Apple, Tesla lead Wall Street to gain on first trading day of 2022
Investors less worried about economic fallout from omicron varient
The U.S. stocks closed higher on Monday, with Apple hitting a $3 trillion market capitalization and Tesla posting bumper delivery numbers, giving investors cheer on the year’s first trading day.
Apple became the first company to reach that milestone and its shares ended higher.
Tesla’s shares also climbed after the company’s quarterly deliveries beat analysts’ estimates, riding out global chip shortages as it ramped up production in China.
The two stocks gave the biggest boosts to the S&P 500.
“Those are the two big drivers for the S&P,” said Paul Nolte, portfolio manager at Kingsview Investment Management in Chicago.
But he and others said easing investor worries about the impact of the omicron coronavirus variant also helped market sentiment, even with rising COVID-19 case numbers.
“The real news is people feel like this latest round of COVID is not going to be economically debilitating in that a lot of restrictions and lockdowns are going to be required,” said Stephen Massocca, senior vice president at Wedbush Securities in San Francisco.
The U.S. Food and Drug Administration authorized a third dose of Pfizer and BioNTech’s COVID-19 vaccine for children aged 12 to 15.
Energy and financial sectors also were among gainers.
All of Wall Street’s main indexes ended 2021 with monthly, quarterly and annual gains, recording their biggest three-year advance since 1999.

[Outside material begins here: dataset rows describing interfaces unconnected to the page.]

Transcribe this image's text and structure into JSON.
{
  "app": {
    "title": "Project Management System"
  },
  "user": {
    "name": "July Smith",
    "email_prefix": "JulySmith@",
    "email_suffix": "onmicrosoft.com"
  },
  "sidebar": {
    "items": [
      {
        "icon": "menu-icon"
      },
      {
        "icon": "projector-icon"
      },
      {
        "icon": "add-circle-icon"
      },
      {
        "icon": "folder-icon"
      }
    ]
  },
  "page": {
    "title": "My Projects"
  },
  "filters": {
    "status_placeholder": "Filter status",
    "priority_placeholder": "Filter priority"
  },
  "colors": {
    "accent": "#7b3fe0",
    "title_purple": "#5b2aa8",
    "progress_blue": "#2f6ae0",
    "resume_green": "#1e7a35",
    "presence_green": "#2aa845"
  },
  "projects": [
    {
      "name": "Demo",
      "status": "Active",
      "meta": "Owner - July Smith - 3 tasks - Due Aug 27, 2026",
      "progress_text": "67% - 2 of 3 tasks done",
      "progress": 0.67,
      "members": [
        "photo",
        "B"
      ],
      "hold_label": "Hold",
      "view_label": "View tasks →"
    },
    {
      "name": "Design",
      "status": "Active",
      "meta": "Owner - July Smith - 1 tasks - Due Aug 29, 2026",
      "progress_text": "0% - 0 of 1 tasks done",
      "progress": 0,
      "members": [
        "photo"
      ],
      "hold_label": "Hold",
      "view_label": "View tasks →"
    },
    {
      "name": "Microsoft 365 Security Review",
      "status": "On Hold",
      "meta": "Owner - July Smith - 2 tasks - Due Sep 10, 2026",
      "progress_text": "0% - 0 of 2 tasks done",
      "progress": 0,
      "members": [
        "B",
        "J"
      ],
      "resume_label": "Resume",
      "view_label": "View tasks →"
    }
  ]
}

Unofficially, the Dow Jones Industrial Average rose 246.83 points, or 0.68%, to 36,585.13; the S&P 500 gained 30.41 points, or 0.64%, to 4,796.59; and the Nasdaq Composite added 187.83 points, or 1.2%, to 15,832.80.
Bank shares rose following a jump in U.S. Treasury yields on expectations of a series of U.S. interest rate hikes this year.
Wells Fargo’s shares rose, also helped by their upgrade to “overweight” by Barclays.
The benchmark S&P 500 added 27% in 2021 and reported 70 record-high closes, its the second-most ever, in a tumultuous year hit by new COVID-19 variants and supply chain shortages.
The Dow added 18.7% for the year and the tech-heavy Nasdaq gained 21.4%.